(EXERCISE)
Set down the data below without change, skipping the pictures it holds.

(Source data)
• • • • • • •

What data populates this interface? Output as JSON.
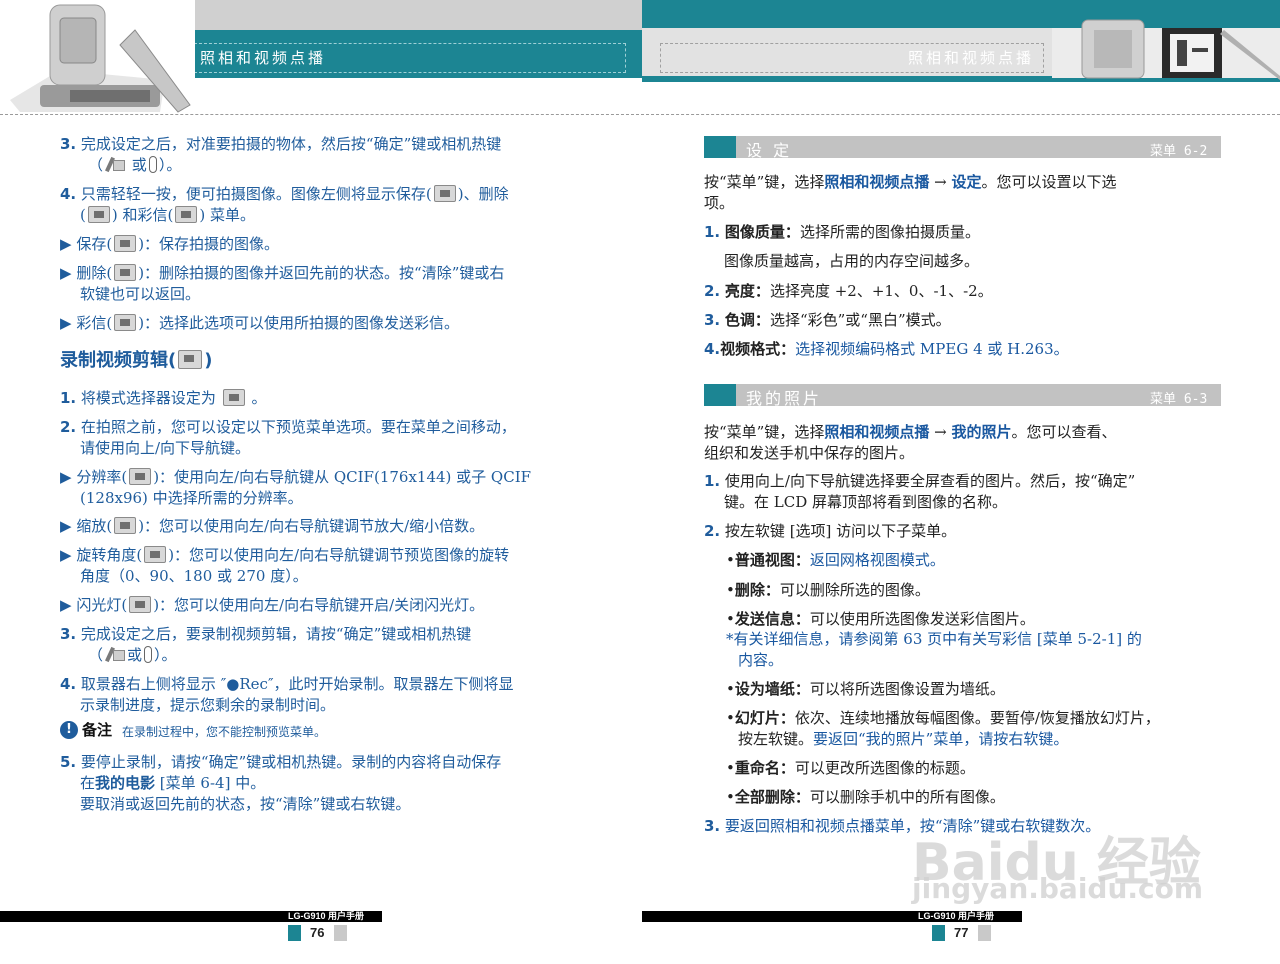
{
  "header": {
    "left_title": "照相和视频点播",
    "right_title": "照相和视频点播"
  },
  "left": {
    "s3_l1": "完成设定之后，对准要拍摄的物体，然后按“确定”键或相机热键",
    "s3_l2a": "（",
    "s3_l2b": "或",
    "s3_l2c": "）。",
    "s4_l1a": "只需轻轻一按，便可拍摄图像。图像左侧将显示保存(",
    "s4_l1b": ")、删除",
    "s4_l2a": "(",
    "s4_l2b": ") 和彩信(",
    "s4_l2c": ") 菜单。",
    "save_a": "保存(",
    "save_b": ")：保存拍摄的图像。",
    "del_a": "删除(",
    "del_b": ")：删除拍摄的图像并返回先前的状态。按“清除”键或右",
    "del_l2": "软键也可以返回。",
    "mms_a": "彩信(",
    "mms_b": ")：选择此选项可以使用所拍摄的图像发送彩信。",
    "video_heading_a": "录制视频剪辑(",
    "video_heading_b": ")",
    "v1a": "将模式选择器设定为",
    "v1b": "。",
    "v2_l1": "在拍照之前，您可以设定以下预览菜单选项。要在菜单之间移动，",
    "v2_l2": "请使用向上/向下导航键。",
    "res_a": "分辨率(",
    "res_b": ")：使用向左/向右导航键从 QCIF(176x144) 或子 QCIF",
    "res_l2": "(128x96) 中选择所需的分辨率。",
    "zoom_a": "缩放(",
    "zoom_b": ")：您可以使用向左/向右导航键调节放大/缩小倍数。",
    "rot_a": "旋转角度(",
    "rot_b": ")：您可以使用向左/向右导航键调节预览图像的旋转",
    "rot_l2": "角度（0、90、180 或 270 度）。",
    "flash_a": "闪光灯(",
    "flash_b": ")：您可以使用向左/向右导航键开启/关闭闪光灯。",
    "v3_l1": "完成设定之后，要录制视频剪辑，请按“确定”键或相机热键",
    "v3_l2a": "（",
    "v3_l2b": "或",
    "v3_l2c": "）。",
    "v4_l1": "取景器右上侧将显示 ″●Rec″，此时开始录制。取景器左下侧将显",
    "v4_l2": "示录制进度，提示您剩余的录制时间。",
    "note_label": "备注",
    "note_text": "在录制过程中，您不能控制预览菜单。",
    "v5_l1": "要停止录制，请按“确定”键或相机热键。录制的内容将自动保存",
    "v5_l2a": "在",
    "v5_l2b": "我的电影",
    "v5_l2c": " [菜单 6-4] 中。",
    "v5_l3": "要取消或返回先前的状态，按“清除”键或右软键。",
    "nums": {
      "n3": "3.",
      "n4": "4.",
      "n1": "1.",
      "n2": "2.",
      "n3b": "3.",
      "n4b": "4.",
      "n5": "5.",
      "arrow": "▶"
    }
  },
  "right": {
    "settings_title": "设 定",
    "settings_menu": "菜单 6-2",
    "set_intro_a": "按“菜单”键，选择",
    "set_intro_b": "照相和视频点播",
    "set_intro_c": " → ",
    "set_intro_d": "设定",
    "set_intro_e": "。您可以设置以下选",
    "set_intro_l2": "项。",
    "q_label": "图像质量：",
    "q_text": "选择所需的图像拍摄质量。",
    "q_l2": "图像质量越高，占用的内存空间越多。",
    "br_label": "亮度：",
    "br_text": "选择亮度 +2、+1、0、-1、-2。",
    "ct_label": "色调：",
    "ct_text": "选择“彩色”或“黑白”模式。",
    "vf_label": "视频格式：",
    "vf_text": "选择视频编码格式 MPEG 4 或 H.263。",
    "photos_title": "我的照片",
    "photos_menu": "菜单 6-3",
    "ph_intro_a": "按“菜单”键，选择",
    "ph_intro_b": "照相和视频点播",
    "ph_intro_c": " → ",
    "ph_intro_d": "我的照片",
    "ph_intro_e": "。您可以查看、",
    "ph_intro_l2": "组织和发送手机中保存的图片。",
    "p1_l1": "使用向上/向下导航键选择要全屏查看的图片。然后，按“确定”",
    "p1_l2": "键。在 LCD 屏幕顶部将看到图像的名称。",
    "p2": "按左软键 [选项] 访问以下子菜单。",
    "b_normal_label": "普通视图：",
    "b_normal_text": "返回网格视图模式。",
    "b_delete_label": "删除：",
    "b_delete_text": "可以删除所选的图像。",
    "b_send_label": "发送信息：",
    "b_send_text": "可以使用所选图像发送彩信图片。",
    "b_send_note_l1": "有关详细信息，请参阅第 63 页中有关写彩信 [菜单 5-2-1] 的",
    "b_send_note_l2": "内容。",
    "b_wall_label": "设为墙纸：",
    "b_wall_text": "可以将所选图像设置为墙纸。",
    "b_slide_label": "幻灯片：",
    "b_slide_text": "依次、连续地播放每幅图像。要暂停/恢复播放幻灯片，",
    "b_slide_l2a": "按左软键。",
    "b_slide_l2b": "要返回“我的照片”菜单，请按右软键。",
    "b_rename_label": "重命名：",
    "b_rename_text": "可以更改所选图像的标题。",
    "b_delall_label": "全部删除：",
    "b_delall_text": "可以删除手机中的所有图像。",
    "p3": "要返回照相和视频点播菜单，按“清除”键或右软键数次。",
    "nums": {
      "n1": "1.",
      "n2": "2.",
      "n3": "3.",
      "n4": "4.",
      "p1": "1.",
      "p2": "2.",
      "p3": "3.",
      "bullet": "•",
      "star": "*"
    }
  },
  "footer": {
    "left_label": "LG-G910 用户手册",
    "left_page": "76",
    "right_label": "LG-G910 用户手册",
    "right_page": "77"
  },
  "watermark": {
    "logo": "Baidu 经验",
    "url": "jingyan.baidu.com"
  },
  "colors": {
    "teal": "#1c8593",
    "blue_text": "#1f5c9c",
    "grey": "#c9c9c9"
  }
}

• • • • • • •

(EXPECTED ANSWER)
What data populates this interface? Output as JSON.
{
  "header": {
    "left_title": "照相和视频点播",
    "right_title": "照相和视频点播"
  },
  "left": {
    "s3_l1": "完成设定之后，对准要拍摄的物体，然后按“确定”键或相机热键",
    "s3_l2a": "（",
    "s3_l2b": "或",
    "s3_l2c": "）。",
    "s4_l1a": "只需轻轻一按，便可拍摄图像。图像左侧将显示保存(",
    "s4_l1b": ")、删除",
    "s4_l2a": "(",
    "s4_l2b": ") 和彩信(",
    "s4_l2c": ") 菜单。",
    "save_a": "保存(",
    "save_b": ")：保存拍摄的图像。",
    "del_a": "删除(",
    "del_b": ")：删除拍摄的图像并返回先前的状态。按“清除”键或右",
    "del_l2": "软键也可以返回。",
    "mms_a": "彩信(",
    "mms_b": ")：选择此选项可以使用所拍摄的图像发送彩信。",
    "video_heading_a": "录制视频剪辑(",
    "video_heading_b": ")",
    "v1a": "将模式选择器设定为",
    "v1b": "。",
    "v2_l1": "在拍照之前，您可以设定以下预览菜单选项。要在菜单之间移动，",
    "v2_l2": "请使用向上/向下导航键。",
    "res_a": "分辨率(",
    "res_b": ")：使用向左/向右导航键从 QCIF(176x144) 或子 QCIF",
    "res_l2": "(128x96) 中选择所需的分辨率。",
    "zoom_a": "缩放(",
    "zoom_b": ")：您可以使用向左/向右导航键调节放大/缩小倍数。",
    "rot_a": "旋转角度(",
    "rot_b": ")：您可以使用向左/向右导航键调节预览图像的旋转",
    "rot_l2": "角度（0、90、180 或 270 度）。",
    "flash_a": "闪光灯(",
    "flash_b": ")：您可以使用向左/向右导航键开启/关闭闪光灯。",
    "v3_l1": "完成设定之后，要录制视频剪辑，请按“确定”键或相机热键",
    "v3_l2a": "（",
    "v3_l2b": "或",
    "v3_l2c": "）。",
    "v4_l1": "取景器右上侧将显示 ″●Rec″，此时开始录制。取景器左下侧将显",
    "v4_l2": "示录制进度，提示您剩余的录制时间。",
    "note_label": "备注",
    "note_text": "在录制过程中，您不能控制预览菜单。",
    "v5_l1": "要停止录制，请按“确定”键或相机热键。录制的内容将自动保存",
    "v5_l2a": "在",
    "v5_l2b": "我的电影",
    "v5_l2c": " [菜单 6-4] 中。",
    "v5_l3": "要取消或返回先前的状态，按“清除”键或右软键。",
    "nums": {
      "n3": "3.",
      "n4": "4.",
      "n1": "1.",
      "n2": "2.",
      "n3b": "3.",
      "n4b": "4.",
      "n5": "5.",
      "arrow": "▶"
    }
  },
  "right": {
    "settings_title": "设 定",
    "settings_menu": "菜单 6-2",
    "set_intro_a": "按“菜单”键，选择",
    "set_intro_b": "照相和视频点播",
    "set_intro_c": " → ",
    "set_intro_d": "设定",
    "set_intro_e": "。您可以设置以下选",
    "set_intro_l2": "项。",
    "q_label": "图像质量：",
    "q_text": "选择所需的图像拍摄质量。",
    "q_l2": "图像质量越高，占用的内存空间越多。",
    "br_label": "亮度：",
    "br_text": "选择亮度 +2、+1、0、-1、-2。",
    "ct_label": "色调：",
    "ct_text": "选择“彩色”或“黑白”模式。",
    "vf_label": "视频格式：",
    "vf_text": "选择视频编码格式 MPEG 4 或 H.263。",
    "photos_title": "我的照片",
    "photos_menu": "菜单 6-3",
    "ph_intro_a": "按“菜单”键，选择",
    "ph_intro_b": "照相和视频点播",
    "ph_intro_c": " → ",
    "ph_intro_d": "我的照片",
    "ph_intro_e": "。您可以查看、",
    "ph_intro_l2": "组织和发送手机中保存的图片。",
    "p1_l1": "使用向上/向下导航键选择要全屏查看的图片。然后，按“确定”",
    "p1_l2": "键。在 LCD 屏幕顶部将看到图像的名称。",
    "p2": "按左软键 [选项] 访问以下子菜单。",
    "b_normal_label": "普通视图：",
    "b_normal_text": "返回网格视图模式。",
    "b_delete_label": "删除：",
    "b_delete_text": "可以删除所选的图像。",
    "b_send_label": "发送信息：",
    "b_send_text": "可以使用所选图像发送彩信图片。",
    "b_send_note_l1": "有关详细信息，请参阅第 63 页中有关写彩信 [菜单 5-2-1] 的",
    "b_send_note_l2": "内容。",
    "b_wall_label": "设为墙纸：",
    "b_wall_text": "可以将所选图像设置为墙纸。",
    "b_slide_label": "幻灯片：",
    "b_slide_text": "依次、连续地播放每幅图像。要暂停/恢复播放幻灯片，",
    "b_slide_l2a": "按左软键。",
    "b_slide_l2b": "要返回“我的照片”菜单，请按右软键。",
    "b_rename_label": "重命名：",
    "b_rename_text": "可以更改所选图像的标题。",
    "b_delall_label": "全部删除：",
    "b_delall_text": "可以删除手机中的所有图像。",
    "p3": "要返回照相和视频点播菜单，按“清除”键或右软键数次。",
    "nums": {
      "n1": "1.",
      "n2": "2.",
      "n3": "3.",
      "n4": "4.",
      "p1": "1.",
      "p2": "2.",
      "p3": "3.",
      "bullet": "•",
      "star": "*"
    }
  },
  "footer": {
    "left_label": "LG-G910 用户手册",
    "left_page": "76",
    "right_label": "LG-G910 用户手册",
    "right_page": "77"
  },
  "watermark": {
    "logo": "Baidu 经验",
    "url": "jingyan.baidu.com"
  },
  "colors": {
    "teal": "#1c8593",
    "blue_text": "#1f5c9c",
    "grey": "#c9c9c9"
  }
}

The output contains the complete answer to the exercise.